Home loans rise on falling interest: study
Bangladesh's banking sector has been seeing a surge in home loans for the last two years due to single digit interest rate and an increase in per capita income.
As of June last year, total outstanding home loans from banks and financial institutions stood at Tk 56,290 crore, which was 9.1 percent of total credit to the private sector, according to a study.
Mohiuddin Siddique, professor and director of Bangladesh Institute of Bank Management, presented the research paper titled "Home Loan of Banks: Trend and Impact" at a roundtable held yesterday at the BIBM auditorium in Dhaka.
Default loans in home loan are low due to good recovery: it was 3.12 percent in 2016.
Of the total outstanding home loans, private commercial banks provided the largest portion of 55 percent, or Tk 30,920 crore, followed by the state-owned banks at Tk 11,930 crore.
Intense competition among banks in attracting home loan borrowers pushed down the interest rate, the study said.
The interest rate for home loan is a minimum of 8 percent and a maximum of 15 percent. The loans ranged between Tk 2 lakh and Tk 1.2 crore.
The minimum debt-equity ratio spanned between 10:90 and 50:50. Most of the banks provide loan at debt-equity ratio of 30:70 for locals and 50:50 for expatriates.
Moreover, a home loan is relatively safe for a bank in comparison to a business-focused loan, according to the research findings.
Though home loan disbursement increased, it is concentrated in urban areas of Dhaka and Chittagong. Of the total home loans disbursed in 2016, 83 percent were in urban areas, according to the study.
The study found that the largest portion of home loans in 2016 were for construction: 66 percent. Flat purchase accounted for the other 34 percent.
The high interest rate is still a constraint for home loans, said Abrar A Anwar, chief executive officer of Standard Chartered Bangladesh, adding that the interest rate should be brought down more to make home loans more affordable.
He also suggested developing a bond market to collect funds for long-term financing like home loan.
The government should reduce the registration cost to make the housing market more vibrant, said Helal Ahmed Chowdhury, supernumerary professor of BIBM.
He also said the provisioning requirement for banks against home loans should be brought down to 1 percent from existing 2 percent to create a level playing field as non-bank financial institutions maintain 1 percent provision.

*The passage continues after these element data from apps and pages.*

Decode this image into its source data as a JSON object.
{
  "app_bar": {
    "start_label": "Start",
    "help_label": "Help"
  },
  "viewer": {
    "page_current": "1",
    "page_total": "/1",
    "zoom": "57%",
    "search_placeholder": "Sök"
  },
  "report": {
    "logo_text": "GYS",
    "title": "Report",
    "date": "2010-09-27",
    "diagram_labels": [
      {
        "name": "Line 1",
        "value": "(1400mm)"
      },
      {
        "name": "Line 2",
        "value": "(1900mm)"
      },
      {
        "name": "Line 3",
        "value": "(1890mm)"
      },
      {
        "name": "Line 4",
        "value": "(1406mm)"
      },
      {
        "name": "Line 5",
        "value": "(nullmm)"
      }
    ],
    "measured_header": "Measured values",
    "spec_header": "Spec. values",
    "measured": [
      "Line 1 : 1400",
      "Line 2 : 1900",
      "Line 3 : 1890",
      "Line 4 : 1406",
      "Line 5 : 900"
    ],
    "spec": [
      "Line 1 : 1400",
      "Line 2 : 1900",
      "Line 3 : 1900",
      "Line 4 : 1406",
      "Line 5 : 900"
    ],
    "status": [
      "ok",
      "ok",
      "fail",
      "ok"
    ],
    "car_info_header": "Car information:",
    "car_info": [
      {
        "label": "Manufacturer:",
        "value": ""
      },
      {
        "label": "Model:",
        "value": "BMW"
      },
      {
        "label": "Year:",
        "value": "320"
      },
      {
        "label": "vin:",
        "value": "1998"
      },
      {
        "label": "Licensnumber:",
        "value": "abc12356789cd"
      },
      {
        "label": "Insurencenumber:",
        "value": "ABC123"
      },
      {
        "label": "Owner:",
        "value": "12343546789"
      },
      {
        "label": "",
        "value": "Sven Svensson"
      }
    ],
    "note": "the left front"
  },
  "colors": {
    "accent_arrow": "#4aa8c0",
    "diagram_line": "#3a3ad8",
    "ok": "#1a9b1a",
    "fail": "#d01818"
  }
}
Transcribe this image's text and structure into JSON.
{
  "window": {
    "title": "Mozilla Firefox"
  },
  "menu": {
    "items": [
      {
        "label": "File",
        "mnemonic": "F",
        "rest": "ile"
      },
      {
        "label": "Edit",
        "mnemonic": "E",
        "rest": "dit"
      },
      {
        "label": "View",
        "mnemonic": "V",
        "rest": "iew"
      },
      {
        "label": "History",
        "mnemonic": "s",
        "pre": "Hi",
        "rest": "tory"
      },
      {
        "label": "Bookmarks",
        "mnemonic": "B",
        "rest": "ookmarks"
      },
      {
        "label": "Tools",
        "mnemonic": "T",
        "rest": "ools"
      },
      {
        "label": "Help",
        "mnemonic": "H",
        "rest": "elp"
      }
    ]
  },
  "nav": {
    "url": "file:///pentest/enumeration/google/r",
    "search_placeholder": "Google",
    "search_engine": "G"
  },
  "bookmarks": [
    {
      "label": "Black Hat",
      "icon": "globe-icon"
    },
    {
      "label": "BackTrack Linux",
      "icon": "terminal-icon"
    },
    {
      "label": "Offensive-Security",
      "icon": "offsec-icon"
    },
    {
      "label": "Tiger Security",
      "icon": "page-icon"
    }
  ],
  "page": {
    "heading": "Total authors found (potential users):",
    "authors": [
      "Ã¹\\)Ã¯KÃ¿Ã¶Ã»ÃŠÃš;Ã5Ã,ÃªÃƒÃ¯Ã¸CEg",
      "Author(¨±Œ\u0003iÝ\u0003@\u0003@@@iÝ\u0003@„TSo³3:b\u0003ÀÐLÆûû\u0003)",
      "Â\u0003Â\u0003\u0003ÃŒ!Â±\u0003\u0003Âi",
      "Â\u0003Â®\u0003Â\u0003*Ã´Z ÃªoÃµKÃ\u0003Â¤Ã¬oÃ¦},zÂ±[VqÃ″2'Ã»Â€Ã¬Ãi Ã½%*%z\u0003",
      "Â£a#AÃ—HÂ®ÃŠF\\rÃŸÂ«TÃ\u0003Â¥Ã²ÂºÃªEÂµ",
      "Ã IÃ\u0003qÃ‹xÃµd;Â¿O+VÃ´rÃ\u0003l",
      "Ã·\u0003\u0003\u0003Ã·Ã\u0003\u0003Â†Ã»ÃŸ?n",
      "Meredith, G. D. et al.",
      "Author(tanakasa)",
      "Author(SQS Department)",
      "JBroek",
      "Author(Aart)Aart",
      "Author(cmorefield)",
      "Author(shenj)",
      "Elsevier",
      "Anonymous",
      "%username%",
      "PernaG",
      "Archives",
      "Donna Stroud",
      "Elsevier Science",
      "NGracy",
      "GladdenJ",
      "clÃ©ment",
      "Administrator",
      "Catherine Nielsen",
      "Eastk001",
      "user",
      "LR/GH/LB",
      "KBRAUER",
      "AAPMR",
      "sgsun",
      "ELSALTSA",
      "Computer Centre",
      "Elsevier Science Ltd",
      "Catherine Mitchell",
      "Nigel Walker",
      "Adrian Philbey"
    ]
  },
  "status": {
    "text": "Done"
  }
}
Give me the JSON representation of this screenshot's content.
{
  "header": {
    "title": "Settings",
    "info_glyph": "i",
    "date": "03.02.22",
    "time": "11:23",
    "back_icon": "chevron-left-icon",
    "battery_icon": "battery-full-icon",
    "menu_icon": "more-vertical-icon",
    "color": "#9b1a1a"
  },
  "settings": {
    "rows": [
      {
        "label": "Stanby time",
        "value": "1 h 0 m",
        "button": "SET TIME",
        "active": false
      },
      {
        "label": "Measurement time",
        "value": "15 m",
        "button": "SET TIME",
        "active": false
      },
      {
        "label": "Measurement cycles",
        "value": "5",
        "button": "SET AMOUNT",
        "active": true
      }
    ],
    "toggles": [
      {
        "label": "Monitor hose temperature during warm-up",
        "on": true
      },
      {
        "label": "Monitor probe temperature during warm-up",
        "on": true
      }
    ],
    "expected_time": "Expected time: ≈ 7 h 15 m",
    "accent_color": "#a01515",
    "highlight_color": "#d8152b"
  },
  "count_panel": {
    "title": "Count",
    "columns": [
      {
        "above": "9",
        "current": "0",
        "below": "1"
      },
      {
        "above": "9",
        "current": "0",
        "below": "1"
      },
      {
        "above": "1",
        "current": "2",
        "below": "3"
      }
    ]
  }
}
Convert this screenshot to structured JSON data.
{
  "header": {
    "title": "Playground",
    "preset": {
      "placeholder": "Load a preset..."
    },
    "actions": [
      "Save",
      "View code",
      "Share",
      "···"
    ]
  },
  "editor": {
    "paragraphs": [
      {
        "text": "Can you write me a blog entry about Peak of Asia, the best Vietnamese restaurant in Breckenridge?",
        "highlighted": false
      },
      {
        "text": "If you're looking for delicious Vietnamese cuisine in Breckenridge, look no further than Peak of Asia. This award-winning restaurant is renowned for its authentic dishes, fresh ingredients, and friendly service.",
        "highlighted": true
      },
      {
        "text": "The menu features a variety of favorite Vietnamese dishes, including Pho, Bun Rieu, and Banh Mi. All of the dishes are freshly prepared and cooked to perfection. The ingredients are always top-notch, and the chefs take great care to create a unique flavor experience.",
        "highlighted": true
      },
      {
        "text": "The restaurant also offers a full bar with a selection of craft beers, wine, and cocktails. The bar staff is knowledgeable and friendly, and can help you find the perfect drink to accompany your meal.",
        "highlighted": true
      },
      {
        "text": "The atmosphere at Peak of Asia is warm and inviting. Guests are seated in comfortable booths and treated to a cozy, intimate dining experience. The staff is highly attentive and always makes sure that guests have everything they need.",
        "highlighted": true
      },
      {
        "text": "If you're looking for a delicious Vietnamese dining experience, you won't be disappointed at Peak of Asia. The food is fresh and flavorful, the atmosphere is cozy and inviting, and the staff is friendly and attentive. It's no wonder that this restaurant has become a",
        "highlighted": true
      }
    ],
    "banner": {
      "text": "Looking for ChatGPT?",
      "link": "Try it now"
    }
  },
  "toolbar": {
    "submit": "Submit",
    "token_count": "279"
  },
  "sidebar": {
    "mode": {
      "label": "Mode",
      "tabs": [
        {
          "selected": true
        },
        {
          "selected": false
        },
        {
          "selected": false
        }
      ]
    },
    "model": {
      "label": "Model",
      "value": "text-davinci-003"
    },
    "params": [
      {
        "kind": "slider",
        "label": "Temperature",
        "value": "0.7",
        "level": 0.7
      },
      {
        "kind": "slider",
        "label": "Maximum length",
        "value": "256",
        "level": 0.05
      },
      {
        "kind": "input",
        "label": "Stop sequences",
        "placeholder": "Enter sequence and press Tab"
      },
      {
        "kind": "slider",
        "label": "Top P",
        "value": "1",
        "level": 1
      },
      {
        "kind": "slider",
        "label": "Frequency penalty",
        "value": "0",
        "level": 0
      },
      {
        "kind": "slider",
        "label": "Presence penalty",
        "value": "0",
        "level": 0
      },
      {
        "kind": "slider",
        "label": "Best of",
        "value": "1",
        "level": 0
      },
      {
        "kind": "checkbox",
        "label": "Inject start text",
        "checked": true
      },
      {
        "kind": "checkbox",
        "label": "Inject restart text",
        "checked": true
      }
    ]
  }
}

The availability of low-cost loans with long-term tenure will make it easier for the middle-class to purchase flats, said Chowdhury, also an independent director of Islami Bank.
Yasin Ali, supernumerary professor of BIBM, said the limit on bank's home loan exposure of 10 percent of net consumer advances should be relaxed to reduce the gap in demand and supply.
"Increased home ownership is the real addition to national wealth," he added.
Toufic Ahmad Choudhury, director general of BIBM, chaired the discussion. SK Sur Chowdhury, deputy governor of Bangladesh Bank, was also present.